However, the durability of the right’s ideological formula is a weakness as well as a strength. It forces conservatives in power to contradict their rhetoric on almost a daily basis. How else can they curse Obamacare as “socialist,” a program that requires most Americans to buy private insurance while praising and funding Medicare and Social Security, the largest and sturdiest pillars of the welfare state? How else can they call, as Cruz did last week, for a future of liberty in which “government regulators and tax collectors are kept at bay” but demand regular budget increases for the military and the rest of the national security apparatus—probably the most heavily regulated, and certainly the most secretive, arm of the federal government?

Veteran politicians on the right understand that the public is guilty of the same type of hypocrisy. As two wise political scientists put it back in 1967, most American voters are “ideological conservatives but operational liberals.” They dislike “big” government but support, and often depend on, any government program that directly benefits them.

But in their hypocrisy, powerful conservatives are pandering to this schizoid attitude instead of facing up to problems such as global warming and income inequality that require smart regulation and at least a modest redistribution of wealth. They don’t really attempt to limit government as much as they try to limit programs that don’t help their core voters or key donors.
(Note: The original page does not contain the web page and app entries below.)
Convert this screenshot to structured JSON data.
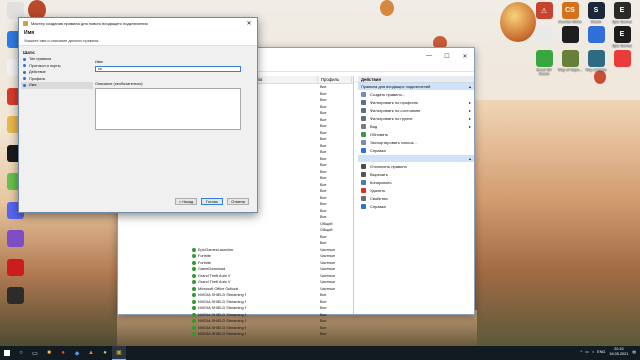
{
  "desktop": {
    "left_icons": [
      {
        "label": "",
        "color": "#e0e0e0"
      },
      {
        "label": "",
        "color": "#2f7be6"
      },
      {
        "label": "",
        "color": "#f2f2f2"
      },
      {
        "label": "",
        "color": "#d83b2a"
      },
      {
        "label": "",
        "color": "#e9b949"
      },
      {
        "label": "",
        "color": "#1a1a1a"
      },
      {
        "label": "",
        "color": "#66c14d"
      },
      {
        "label": "",
        "color": "#5865f2"
      },
      {
        "label": "",
        "color": "#7c4dc4"
      },
      {
        "label": "",
        "color": "#cc1d1d"
      },
      {
        "label": "",
        "color": "#2c2c2c"
      }
    ],
    "right_icons": [
      {
        "label": "",
        "color": "#c6432f",
        "glyph": "⚠"
      },
      {
        "label": "Counter-Strike",
        "color": "#d5701d",
        "glyph": "CS"
      },
      {
        "label": "Steam",
        "color": "#1b2838",
        "glyph": "S"
      },
      {
        "label": "Epic Games",
        "color": "#2a2a2a",
        "glyph": "E"
      },
      {
        "label": "",
        "color": "#e9e9e9",
        "glyph": ""
      },
      {
        "label": "",
        "color": "#1e1e1e",
        "glyph": ""
      },
      {
        "label": "",
        "color": "#2e6fd8",
        "glyph": ""
      },
      {
        "label": "Epic Games",
        "color": "#1c1c1c",
        "glyph": "E"
      },
      {
        "label": "Brawl Sill Steam",
        "color": "#3aa642",
        "glyph": ""
      },
      {
        "label": "Way of Valpo...",
        "color": "#66803a",
        "glyph": ""
      },
      {
        "label": "Way of Valpo",
        "color": "#2c6b82",
        "glyph": ""
      },
      {
        "label": "",
        "color": "#ea3b3b",
        "glyph": ""
      }
    ]
  },
  "firewall": {
    "columns": [
      "Имя",
      "Группа",
      "Профиль"
    ],
    "rows": [
      {
        "name": "",
        "profile": "Все"
      },
      {
        "name": "",
        "profile": "Все"
      },
      {
        "name": "",
        "profile": "Все"
      },
      {
        "name": "",
        "profile": "Все"
      },
      {
        "name": "",
        "profile": "Все"
      },
      {
        "name": "",
        "profile": "Все"
      },
      {
        "name": "",
        "profile": "Все"
      },
      {
        "name": "",
        "profile": "Все"
      },
      {
        "name": "",
        "profile": "Все"
      },
      {
        "name": "",
        "profile": "Все"
      },
      {
        "name": "",
        "profile": "Все"
      },
      {
        "name": "",
        "profile": "Все"
      },
      {
        "name": "",
        "profile": "Все"
      },
      {
        "name": "",
        "profile": "Все"
      },
      {
        "name": "",
        "profile": "Все"
      },
      {
        "name": "",
        "profile": "Все"
      },
      {
        "name": "",
        "profile": "Все"
      },
      {
        "name": "",
        "profile": "Все"
      },
      {
        "name": "",
        "profile": "Все"
      },
      {
        "name": "",
        "profile": "Все"
      },
      {
        "name": "",
        "profile": "Все"
      },
      {
        "name": "",
        "profile": "Общий"
      },
      {
        "name": "",
        "profile": "Общий"
      },
      {
        "name": "",
        "profile": "Все"
      },
      {
        "name": "",
        "profile": "Все"
      },
      {
        "name": "EpicGamesLauncher",
        "profile": "Частные"
      },
      {
        "name": "Fortnite",
        "profile": "Частные"
      },
      {
        "name": "Fortnite",
        "profile": "Частные"
      },
      {
        "name": "GameDownload",
        "profile": "Частные"
      },
      {
        "name": "Grand Theft Auto V",
        "profile": "Частные"
      },
      {
        "name": "Grand Theft Auto V",
        "profile": "Частные"
      },
      {
        "name": "Microsoft Office Outlook",
        "profile": "Частные"
      },
      {
        "name": "NVIDIA SHIELD Streaming NSS TCP Exce...",
        "profile": "Все"
      },
      {
        "name": "NVIDIA SHIELD Streaming NSS UDP Exce...",
        "profile": "Все"
      },
      {
        "name": "NVIDIA SHIELD Streaming NvStreamer Ex...",
        "profile": "Все"
      },
      {
        "name": "NVIDIA SHIELD Streaming NvStreamer U...",
        "profile": "Все"
      },
      {
        "name": "NVIDIA SHIELD Streaming SSAU TCP Exce...",
        "profile": "Все"
      },
      {
        "name": "NVIDIA SHIELD Streaming SSAU UDP Exce...",
        "profile": "Все"
      },
      {
        "name": "NVIDIA SHIELD Streaming SSAU UDP Exce...",
        "profile": "Все"
      }
    ],
    "actions_header": "Действия",
    "actions_section": "Правила для входящих подключений",
    "actions": [
      {
        "label": "Создать правило...",
        "icon": "new-rule-icon",
        "color": "#6e8cc8",
        "arrow": ""
      },
      {
        "label": "Фильтровать по профилю",
        "icon": "filter-icon",
        "color": "#5b6f86",
        "arrow": "▸"
      },
      {
        "label": "Фильтровать по состоянию",
        "icon": "filter-icon",
        "color": "#5b6f86",
        "arrow": "▸"
      },
      {
        "label": "Фильтровать по группе",
        "icon": "filter-icon",
        "color": "#5b6f86",
        "arrow": "▸"
      },
      {
        "label": "Вид",
        "icon": "view-icon",
        "color": "#7a7a7a",
        "arrow": "▸"
      },
      {
        "label": "Обновить",
        "icon": "refresh-icon",
        "color": "#3f9a3f",
        "arrow": ""
      },
      {
        "label": "Экспортировать список...",
        "icon": "export-icon",
        "color": "#7a8da6",
        "arrow": ""
      },
      {
        "label": "Справка",
        "icon": "help-icon",
        "color": "#2e6fd8",
        "arrow": ""
      }
    ],
    "actions_section2": "",
    "actions2": [
      {
        "label": "Отключить правило",
        "icon": "disable-icon",
        "color": "#4a4a4a"
      },
      {
        "label": "Вырезать",
        "icon": "cut-icon",
        "color": "#555"
      },
      {
        "label": "Копировать",
        "icon": "copy-icon",
        "color": "#5777a6"
      },
      {
        "label": "Удалить",
        "icon": "delete-icon",
        "color": "#d42e2e"
      },
      {
        "label": "Свойства",
        "icon": "properties-icon",
        "color": "#6d6d6d"
      },
      {
        "label": "Справка",
        "icon": "help-icon",
        "color": "#2e6fd8"
      }
    ]
  },
  "wizard": {
    "title": "Мастер создания правила для нового входящего подключения",
    "heading": "Имя",
    "subheading": "Укажите имя и описание данного правила.",
    "steps_header": "Шаги:",
    "steps": [
      {
        "label": "Тип правила",
        "selected": false
      },
      {
        "label": "Протокол и порты",
        "selected": false
      },
      {
        "label": "Действие",
        "selected": false
      },
      {
        "label": "Профиль",
        "selected": false
      },
      {
        "label": "Имя",
        "selected": true
      }
    ],
    "name_label": "Имя:",
    "name_value": "cs",
    "desc_label": "Описание (необязательно):",
    "back_label": "< Назад",
    "finish_label": "Готово",
    "cancel_label": "Отмена"
  },
  "taskbar": {
    "lang": "ENG",
    "time": "20:15",
    "date": "16.05.2021"
  }
}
Compared with Cruz and his fellow 2016 hopefuls, Goldwater was actually a model of consistency in 1964: He opposed Medicare, wanted to make Social Security a voluntary program, and voted against the Civil Rights Act because it gave the federal government the power to ban racial discrimination by employers, hotels, and restaurants. He wasn’t a racist, but he thought such power should be left to the states. But then as a man of steadfast principle, he knew something that no Republican who is now or will soon be campaigning for the White House believes: Goldwater knew he was going to lose.